> [Aim of the exercise] Only lines containing the string "gmail" belong in the answer; find them in the records and copy them.

> [Listed records]

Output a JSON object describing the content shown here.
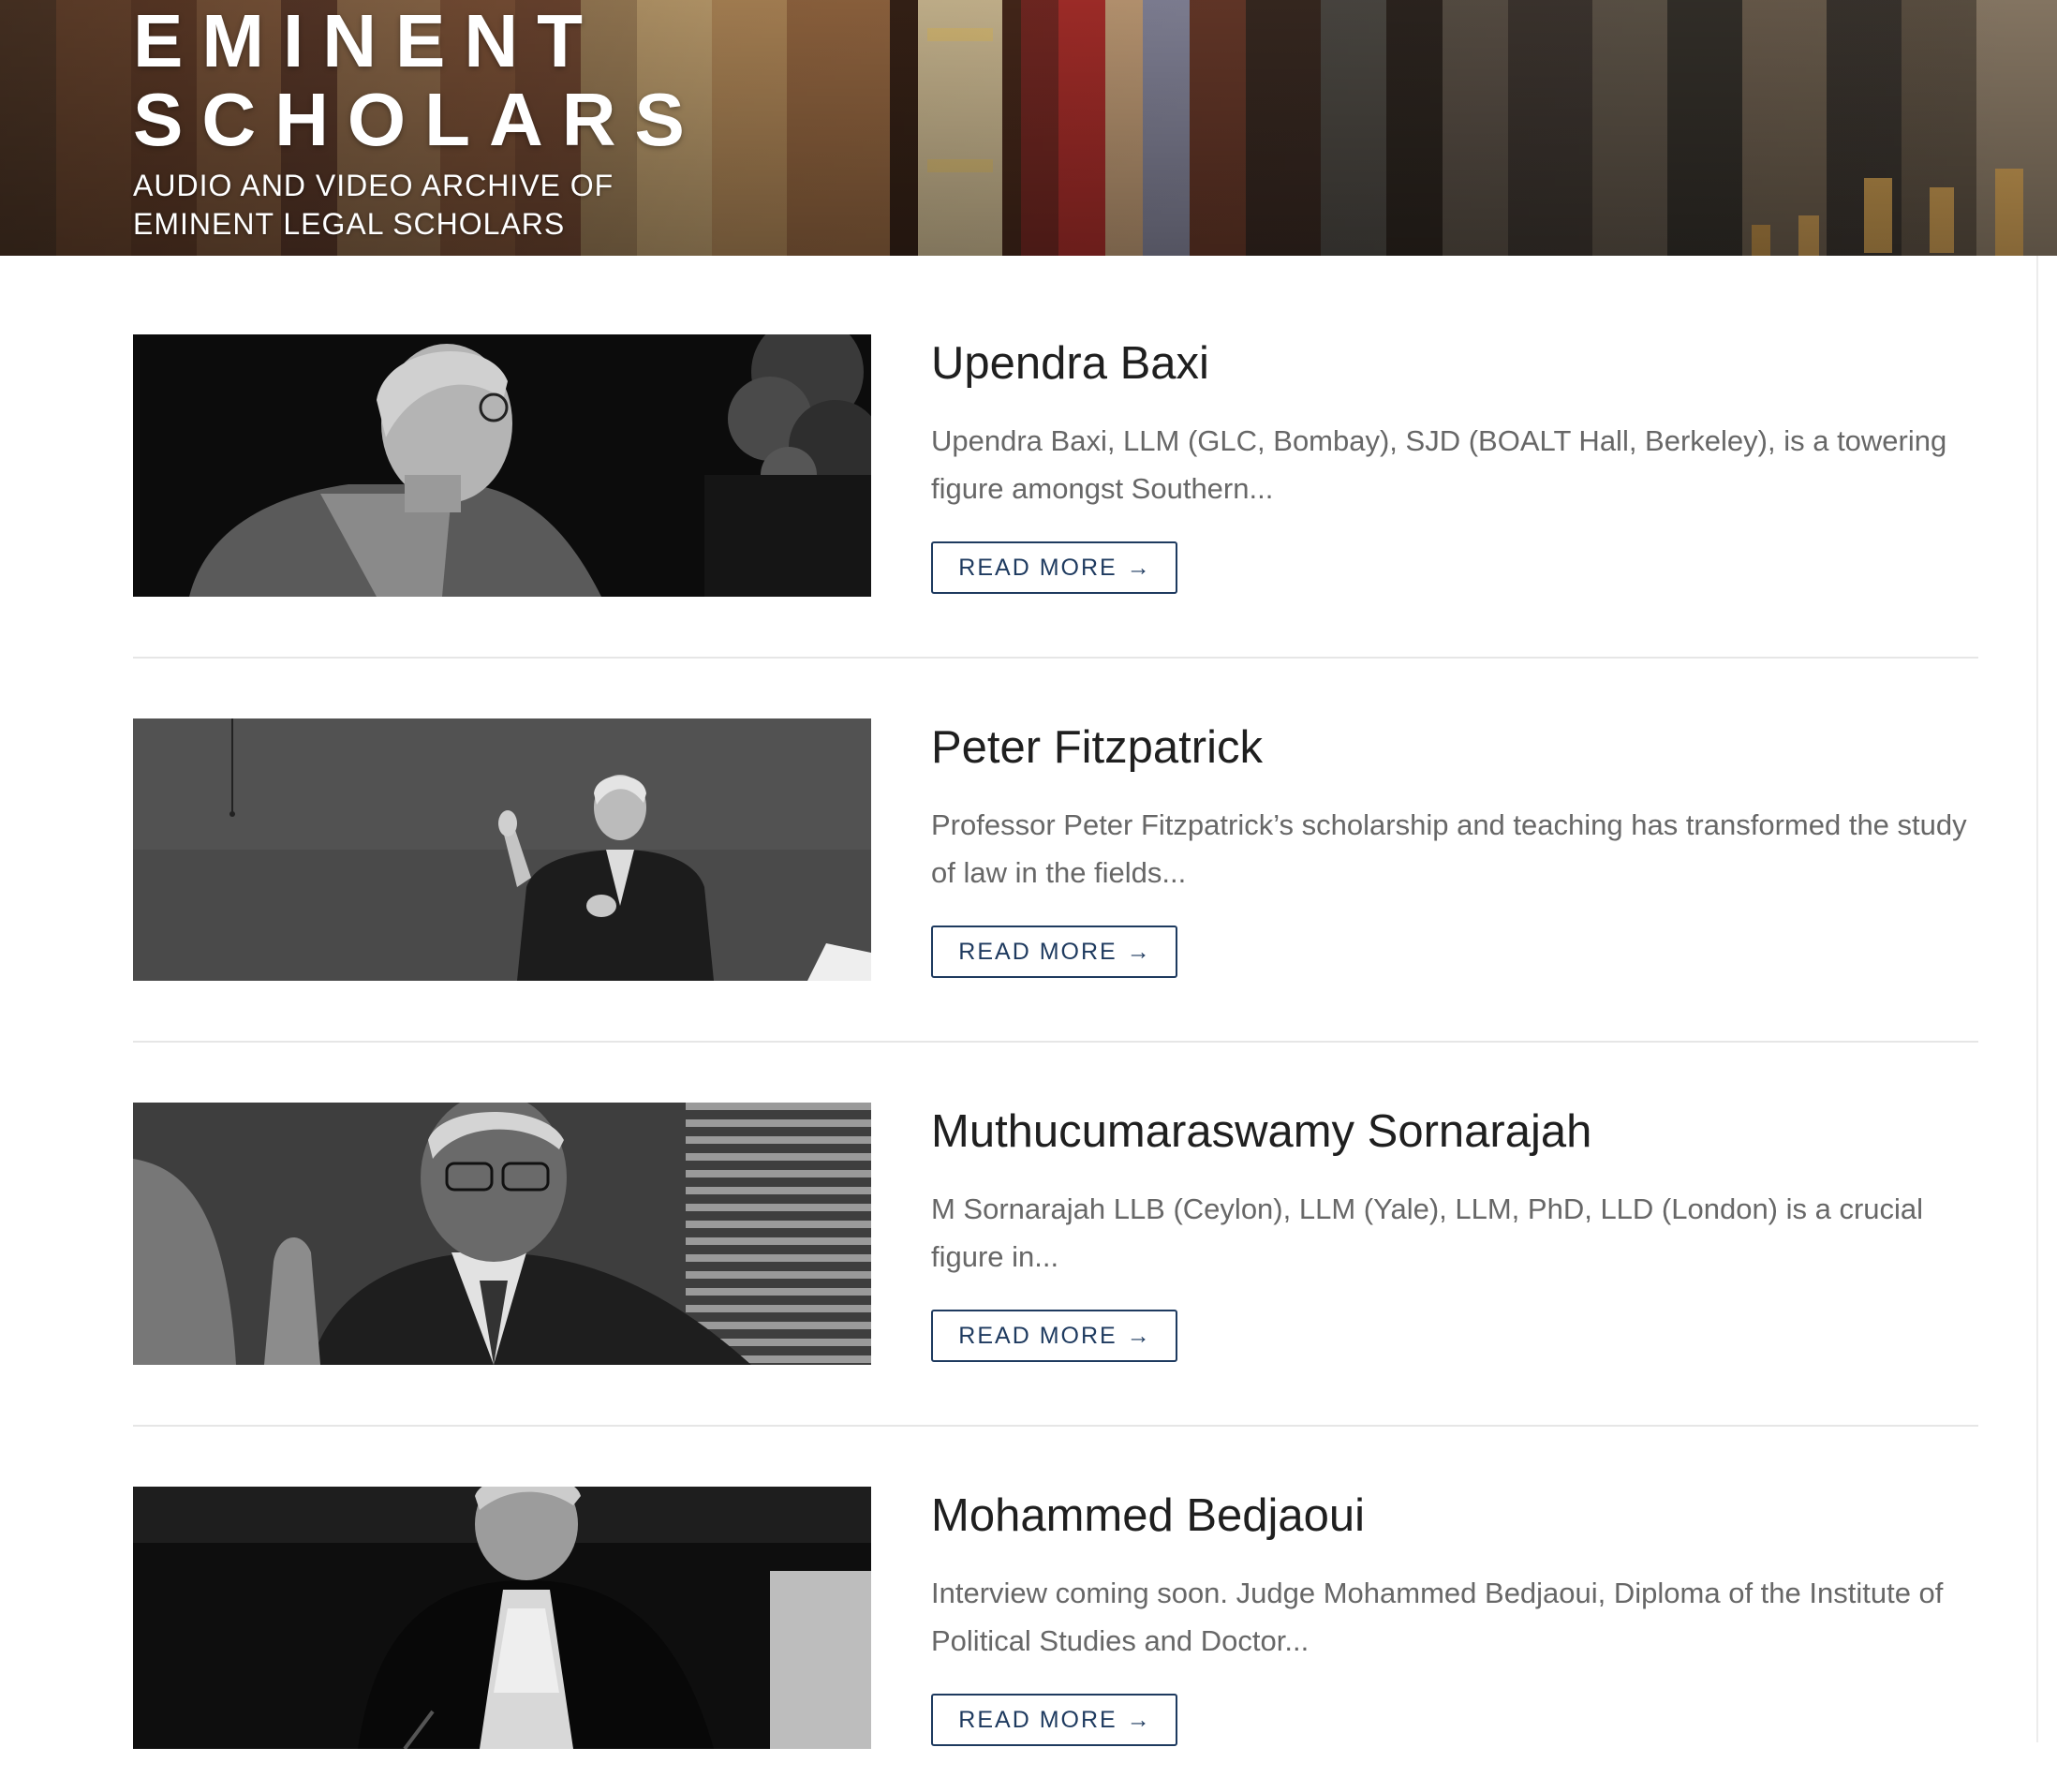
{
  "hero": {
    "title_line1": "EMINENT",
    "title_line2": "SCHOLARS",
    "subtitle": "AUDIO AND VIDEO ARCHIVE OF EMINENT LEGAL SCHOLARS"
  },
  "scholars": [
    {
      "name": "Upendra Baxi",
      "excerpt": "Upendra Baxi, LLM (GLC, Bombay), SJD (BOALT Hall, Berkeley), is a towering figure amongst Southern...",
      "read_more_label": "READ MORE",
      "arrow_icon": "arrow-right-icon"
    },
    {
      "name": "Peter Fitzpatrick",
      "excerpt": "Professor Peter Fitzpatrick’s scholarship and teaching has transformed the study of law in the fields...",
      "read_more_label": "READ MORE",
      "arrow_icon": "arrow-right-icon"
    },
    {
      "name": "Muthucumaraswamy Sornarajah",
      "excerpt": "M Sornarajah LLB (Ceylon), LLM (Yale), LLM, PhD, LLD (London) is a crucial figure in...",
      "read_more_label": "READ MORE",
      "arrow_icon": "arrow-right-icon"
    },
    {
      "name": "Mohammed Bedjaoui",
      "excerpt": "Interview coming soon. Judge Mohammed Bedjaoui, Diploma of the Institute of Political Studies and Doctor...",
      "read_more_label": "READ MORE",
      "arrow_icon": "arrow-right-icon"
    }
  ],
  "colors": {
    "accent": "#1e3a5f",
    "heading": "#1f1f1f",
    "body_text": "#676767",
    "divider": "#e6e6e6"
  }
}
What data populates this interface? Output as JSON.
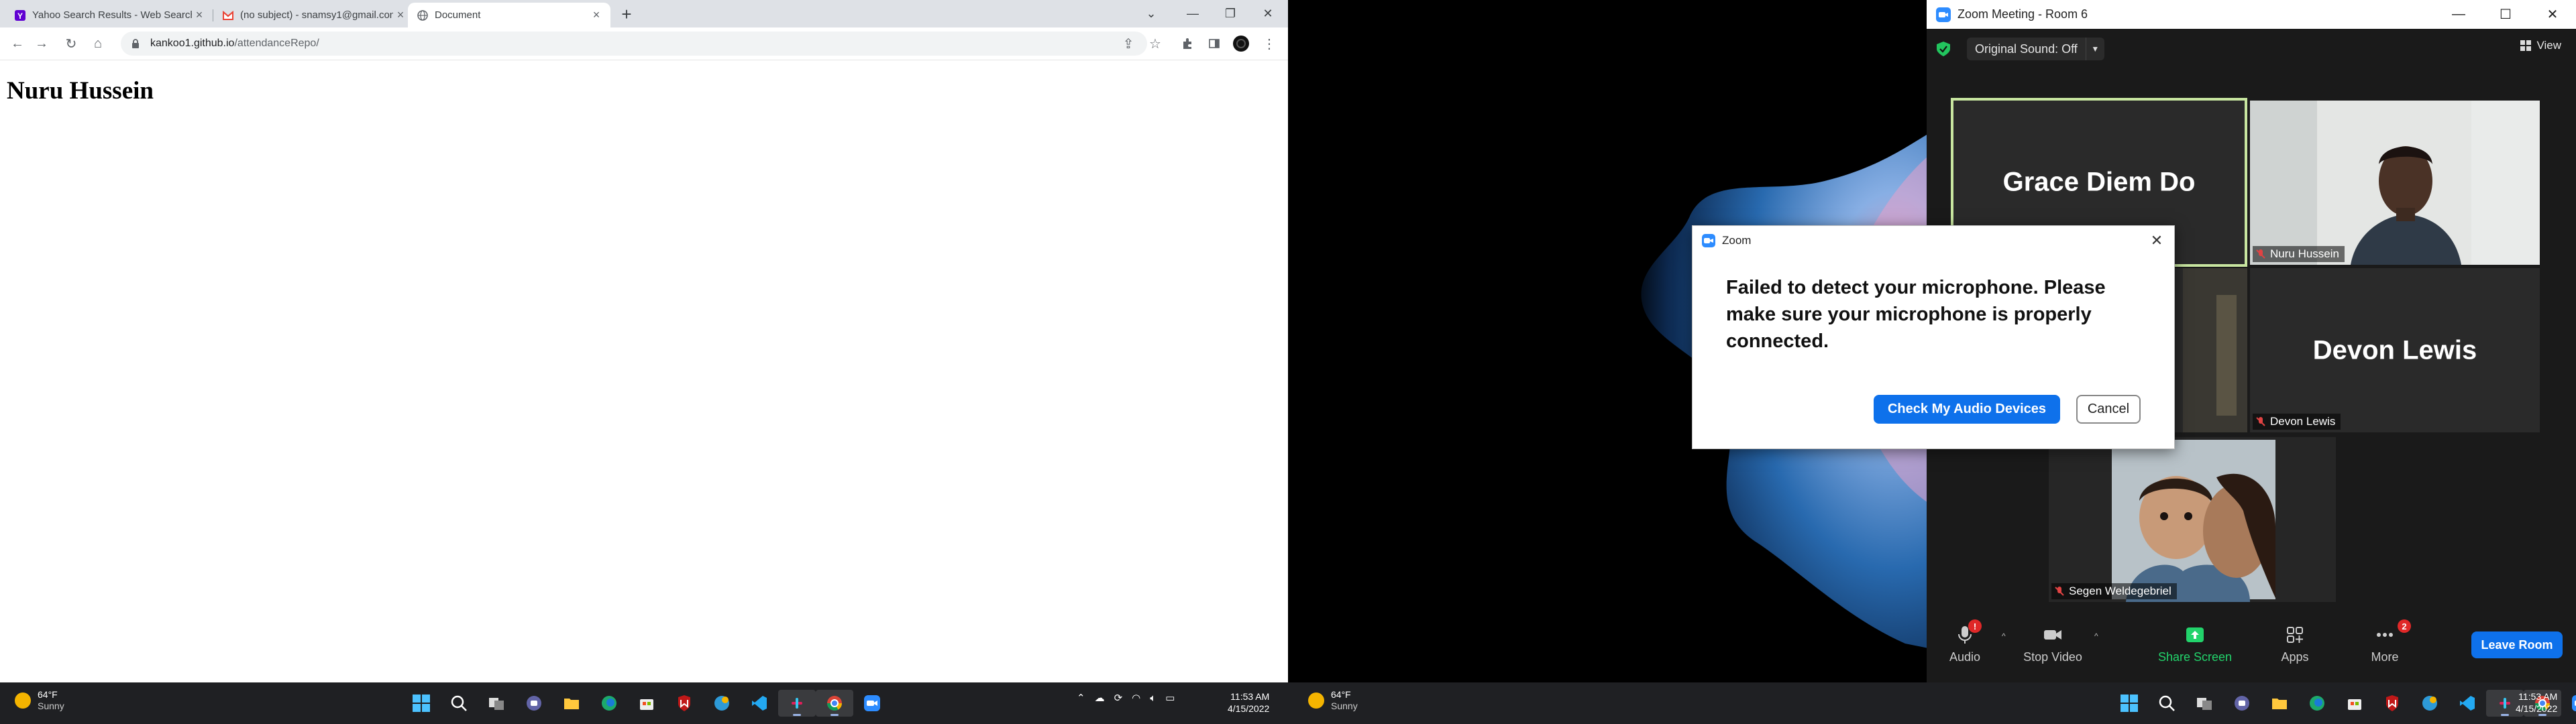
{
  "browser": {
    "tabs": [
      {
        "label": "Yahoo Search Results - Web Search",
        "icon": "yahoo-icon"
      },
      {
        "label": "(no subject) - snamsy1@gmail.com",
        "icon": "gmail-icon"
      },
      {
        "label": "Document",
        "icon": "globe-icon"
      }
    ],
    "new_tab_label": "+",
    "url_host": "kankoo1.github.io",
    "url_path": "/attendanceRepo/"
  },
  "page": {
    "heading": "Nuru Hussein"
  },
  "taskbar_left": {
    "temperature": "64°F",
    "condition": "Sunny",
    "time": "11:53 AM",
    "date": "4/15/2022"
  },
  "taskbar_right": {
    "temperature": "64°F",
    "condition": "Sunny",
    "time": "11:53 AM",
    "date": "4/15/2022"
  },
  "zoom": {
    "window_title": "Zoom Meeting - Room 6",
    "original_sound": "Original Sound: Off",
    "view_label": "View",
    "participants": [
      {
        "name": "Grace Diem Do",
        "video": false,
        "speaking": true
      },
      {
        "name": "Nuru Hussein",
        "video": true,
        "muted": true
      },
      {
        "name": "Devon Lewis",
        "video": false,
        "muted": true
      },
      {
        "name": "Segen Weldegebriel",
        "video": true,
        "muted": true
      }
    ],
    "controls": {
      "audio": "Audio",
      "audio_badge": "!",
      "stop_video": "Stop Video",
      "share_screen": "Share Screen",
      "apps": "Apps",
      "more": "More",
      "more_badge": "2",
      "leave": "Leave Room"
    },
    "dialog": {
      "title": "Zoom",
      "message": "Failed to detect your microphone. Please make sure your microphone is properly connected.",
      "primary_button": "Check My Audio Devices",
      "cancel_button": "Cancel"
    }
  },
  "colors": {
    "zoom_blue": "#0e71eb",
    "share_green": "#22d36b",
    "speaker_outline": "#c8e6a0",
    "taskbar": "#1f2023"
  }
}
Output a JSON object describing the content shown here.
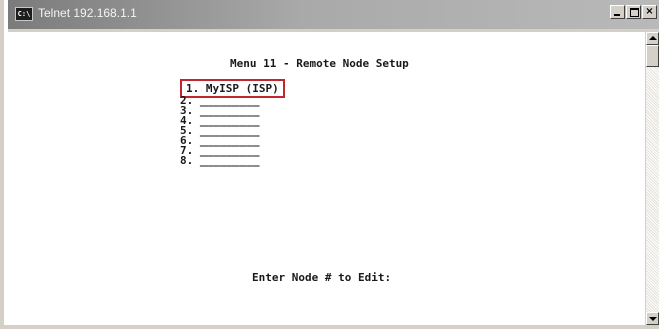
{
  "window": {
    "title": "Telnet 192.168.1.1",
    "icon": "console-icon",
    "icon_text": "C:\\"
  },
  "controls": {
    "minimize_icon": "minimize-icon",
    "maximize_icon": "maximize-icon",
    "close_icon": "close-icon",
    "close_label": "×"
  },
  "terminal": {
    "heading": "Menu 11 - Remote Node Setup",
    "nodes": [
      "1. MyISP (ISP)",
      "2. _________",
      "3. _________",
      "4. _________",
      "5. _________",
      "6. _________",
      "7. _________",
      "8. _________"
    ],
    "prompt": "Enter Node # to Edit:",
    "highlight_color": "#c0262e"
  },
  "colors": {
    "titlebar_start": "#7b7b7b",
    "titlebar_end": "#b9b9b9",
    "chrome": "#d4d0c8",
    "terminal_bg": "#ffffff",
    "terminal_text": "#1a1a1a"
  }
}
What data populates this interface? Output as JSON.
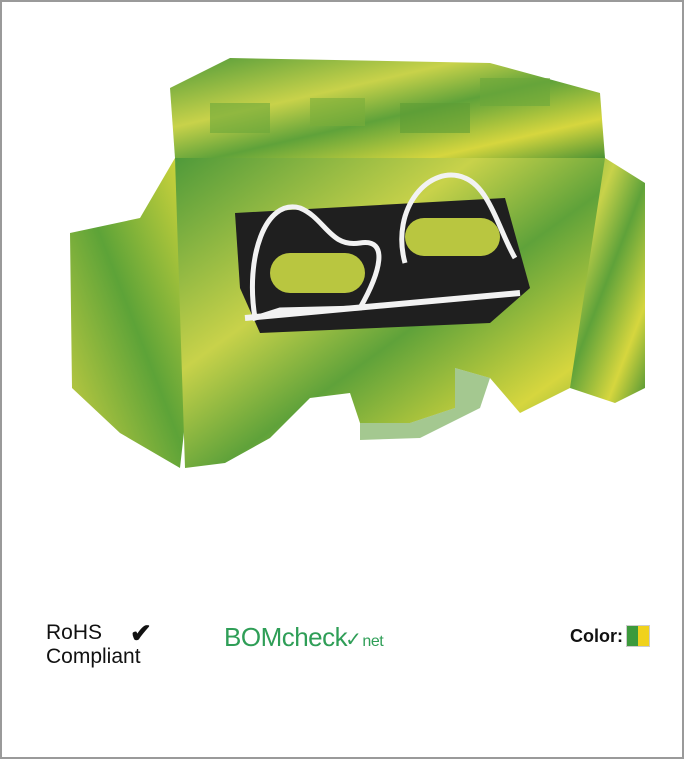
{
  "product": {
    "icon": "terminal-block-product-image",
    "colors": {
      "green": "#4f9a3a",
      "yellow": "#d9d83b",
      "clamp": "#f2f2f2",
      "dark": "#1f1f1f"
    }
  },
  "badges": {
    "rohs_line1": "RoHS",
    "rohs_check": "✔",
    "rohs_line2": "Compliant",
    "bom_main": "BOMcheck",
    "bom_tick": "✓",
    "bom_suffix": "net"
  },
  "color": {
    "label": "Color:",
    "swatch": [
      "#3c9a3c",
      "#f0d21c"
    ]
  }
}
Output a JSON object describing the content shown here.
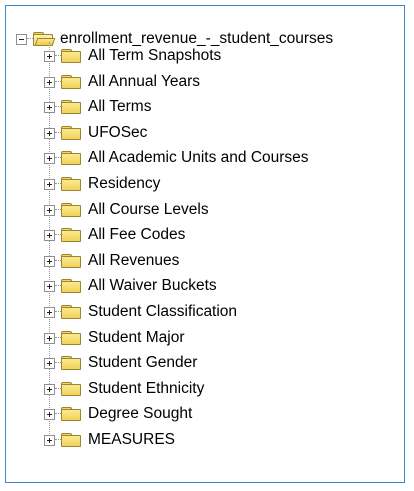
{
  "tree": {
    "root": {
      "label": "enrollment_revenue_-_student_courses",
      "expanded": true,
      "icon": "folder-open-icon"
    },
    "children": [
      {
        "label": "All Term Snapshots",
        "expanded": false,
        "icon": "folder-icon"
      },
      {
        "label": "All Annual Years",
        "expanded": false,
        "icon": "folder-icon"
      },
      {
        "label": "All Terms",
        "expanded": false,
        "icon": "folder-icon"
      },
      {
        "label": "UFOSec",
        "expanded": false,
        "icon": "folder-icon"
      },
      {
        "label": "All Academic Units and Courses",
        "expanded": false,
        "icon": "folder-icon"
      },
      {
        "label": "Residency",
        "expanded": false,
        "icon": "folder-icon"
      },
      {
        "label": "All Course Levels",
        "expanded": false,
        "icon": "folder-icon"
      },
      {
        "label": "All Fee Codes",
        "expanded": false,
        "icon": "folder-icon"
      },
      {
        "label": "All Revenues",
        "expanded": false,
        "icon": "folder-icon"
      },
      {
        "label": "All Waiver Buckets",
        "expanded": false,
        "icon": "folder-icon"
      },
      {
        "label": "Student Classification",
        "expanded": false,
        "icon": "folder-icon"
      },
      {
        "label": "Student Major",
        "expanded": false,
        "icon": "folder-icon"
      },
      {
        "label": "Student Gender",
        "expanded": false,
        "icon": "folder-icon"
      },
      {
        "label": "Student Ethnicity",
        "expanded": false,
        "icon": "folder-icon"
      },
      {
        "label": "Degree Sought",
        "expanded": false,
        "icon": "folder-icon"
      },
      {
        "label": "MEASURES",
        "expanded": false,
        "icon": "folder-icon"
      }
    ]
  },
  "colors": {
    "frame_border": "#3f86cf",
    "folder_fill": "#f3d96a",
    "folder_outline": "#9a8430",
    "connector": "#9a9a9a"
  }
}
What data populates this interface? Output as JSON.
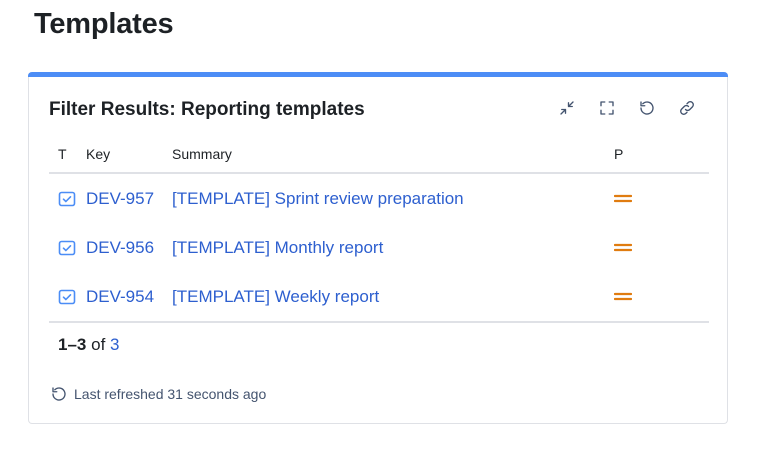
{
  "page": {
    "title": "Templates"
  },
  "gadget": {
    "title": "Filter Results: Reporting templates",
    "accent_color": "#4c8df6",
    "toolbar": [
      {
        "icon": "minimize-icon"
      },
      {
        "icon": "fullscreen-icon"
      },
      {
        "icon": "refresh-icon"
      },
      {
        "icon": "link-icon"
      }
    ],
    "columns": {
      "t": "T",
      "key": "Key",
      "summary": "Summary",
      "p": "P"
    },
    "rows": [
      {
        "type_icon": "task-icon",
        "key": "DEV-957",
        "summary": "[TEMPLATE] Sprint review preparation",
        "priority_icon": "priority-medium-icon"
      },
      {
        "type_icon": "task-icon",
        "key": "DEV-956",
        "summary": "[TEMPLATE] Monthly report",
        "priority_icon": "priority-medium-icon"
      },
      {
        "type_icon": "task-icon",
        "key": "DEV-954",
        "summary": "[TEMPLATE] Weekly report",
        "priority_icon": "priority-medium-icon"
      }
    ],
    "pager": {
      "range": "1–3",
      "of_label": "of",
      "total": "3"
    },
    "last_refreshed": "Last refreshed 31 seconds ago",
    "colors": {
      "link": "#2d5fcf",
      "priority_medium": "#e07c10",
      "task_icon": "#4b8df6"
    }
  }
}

> [Expected answer]
        "label": "(no subject) - snamsy1@gmail.com",
        "icon": "gmail-icon"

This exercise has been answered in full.